(Host) Vermont’s Episcopal Bishop says he’s pleased by the election of the American church’s first woman leader.
Bishop Thomas Ely is leading a Vermont delegation at the church’s general convention underway this week in Columbus, Ohio.
VPR’s Steve Zind reports:
(Zind) Ely called the election of Katharine Jefferts Schori as the Episcopal Church’s next Presiding Bishop a great highlight.
He says Jefferts Schori brings much life experience to the job, even though she was ordained only 12 years ago.
Jefferts Schori’s election was questioned, though by some Episcopal leaders. They’re concerned she’ll be a polarizing figure because of her liberal views.
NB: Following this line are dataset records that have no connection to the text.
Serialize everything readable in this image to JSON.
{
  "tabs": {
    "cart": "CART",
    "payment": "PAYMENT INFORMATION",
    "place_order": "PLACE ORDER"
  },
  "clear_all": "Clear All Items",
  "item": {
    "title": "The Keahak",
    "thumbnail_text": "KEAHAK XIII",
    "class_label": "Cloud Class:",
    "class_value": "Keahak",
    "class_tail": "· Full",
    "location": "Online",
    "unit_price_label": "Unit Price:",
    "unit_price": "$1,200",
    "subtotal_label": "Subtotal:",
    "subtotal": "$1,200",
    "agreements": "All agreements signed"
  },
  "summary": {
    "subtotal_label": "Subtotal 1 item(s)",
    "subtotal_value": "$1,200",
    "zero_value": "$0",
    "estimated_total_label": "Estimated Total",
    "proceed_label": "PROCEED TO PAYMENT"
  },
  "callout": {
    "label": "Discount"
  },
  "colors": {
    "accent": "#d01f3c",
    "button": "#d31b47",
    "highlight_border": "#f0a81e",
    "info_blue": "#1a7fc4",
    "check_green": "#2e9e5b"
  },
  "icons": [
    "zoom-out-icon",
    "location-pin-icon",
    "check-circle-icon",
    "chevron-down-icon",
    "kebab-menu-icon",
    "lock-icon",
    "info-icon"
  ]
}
Jefferts Schori supported the election two years ago of Bishop Gene Robinson of New Hampshire.
Robinson is the church’s first openly gay leader.
She also supports giving local churches the freedom to bless same sex unions.
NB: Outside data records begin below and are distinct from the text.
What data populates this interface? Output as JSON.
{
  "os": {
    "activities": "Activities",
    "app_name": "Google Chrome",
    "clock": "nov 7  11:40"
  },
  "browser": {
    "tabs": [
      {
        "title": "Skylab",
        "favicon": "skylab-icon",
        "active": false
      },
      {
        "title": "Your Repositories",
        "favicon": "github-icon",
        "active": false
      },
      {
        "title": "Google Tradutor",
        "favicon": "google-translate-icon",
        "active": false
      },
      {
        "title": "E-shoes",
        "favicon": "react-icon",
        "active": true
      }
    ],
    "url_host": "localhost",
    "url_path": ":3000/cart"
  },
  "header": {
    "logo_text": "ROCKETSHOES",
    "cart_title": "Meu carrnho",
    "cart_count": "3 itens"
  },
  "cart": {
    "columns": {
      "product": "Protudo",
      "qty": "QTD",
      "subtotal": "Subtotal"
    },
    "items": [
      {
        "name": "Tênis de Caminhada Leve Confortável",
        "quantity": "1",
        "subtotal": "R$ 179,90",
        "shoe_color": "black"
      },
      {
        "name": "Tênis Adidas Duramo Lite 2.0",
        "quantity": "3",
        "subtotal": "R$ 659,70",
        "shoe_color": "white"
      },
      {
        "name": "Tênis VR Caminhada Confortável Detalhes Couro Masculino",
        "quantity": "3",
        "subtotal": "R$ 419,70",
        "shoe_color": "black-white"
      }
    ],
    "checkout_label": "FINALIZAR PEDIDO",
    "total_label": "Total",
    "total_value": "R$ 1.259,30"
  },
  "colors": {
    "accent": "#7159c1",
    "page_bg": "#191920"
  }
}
Both issues have disturbed the more conservative worldwide Anglican Church which has asked U.S. and Canadian Episcopalians to agree to a moratorium on electing gay bishops and blessing same sex relationships.
But Ely says Jefferts Schori’s election was not meant to send a message on these issues.
(Ely) “We’re mindful that every decision we make has the possibility of being misinterpreted in the worldwide Anglican Communion, that our actions here are being watched very closely. But we can’t make every decision only through the lens of what others may think about it.”
(Zind) Ely says the new Presiding Bishop is someone who can work with others to help close the rift in the church.
He says resolutions being considered by delegates to the general convention will not resolve the division over gay bishops and same sex unions, but he hopes they’ll contribute to an ongoing dialogue with the Anglican Church.
(Ely) “Hopefully they’re a next step in the process that needs to continue in the next three, six, nine years.”
(Zind) Two years ago the Episcopal Church in Vermont became the second Episcopal diocese in the country to formally embrace the blessing of gay and lesbian unions.
For Vermont Public Radio, I’m Steve Zind.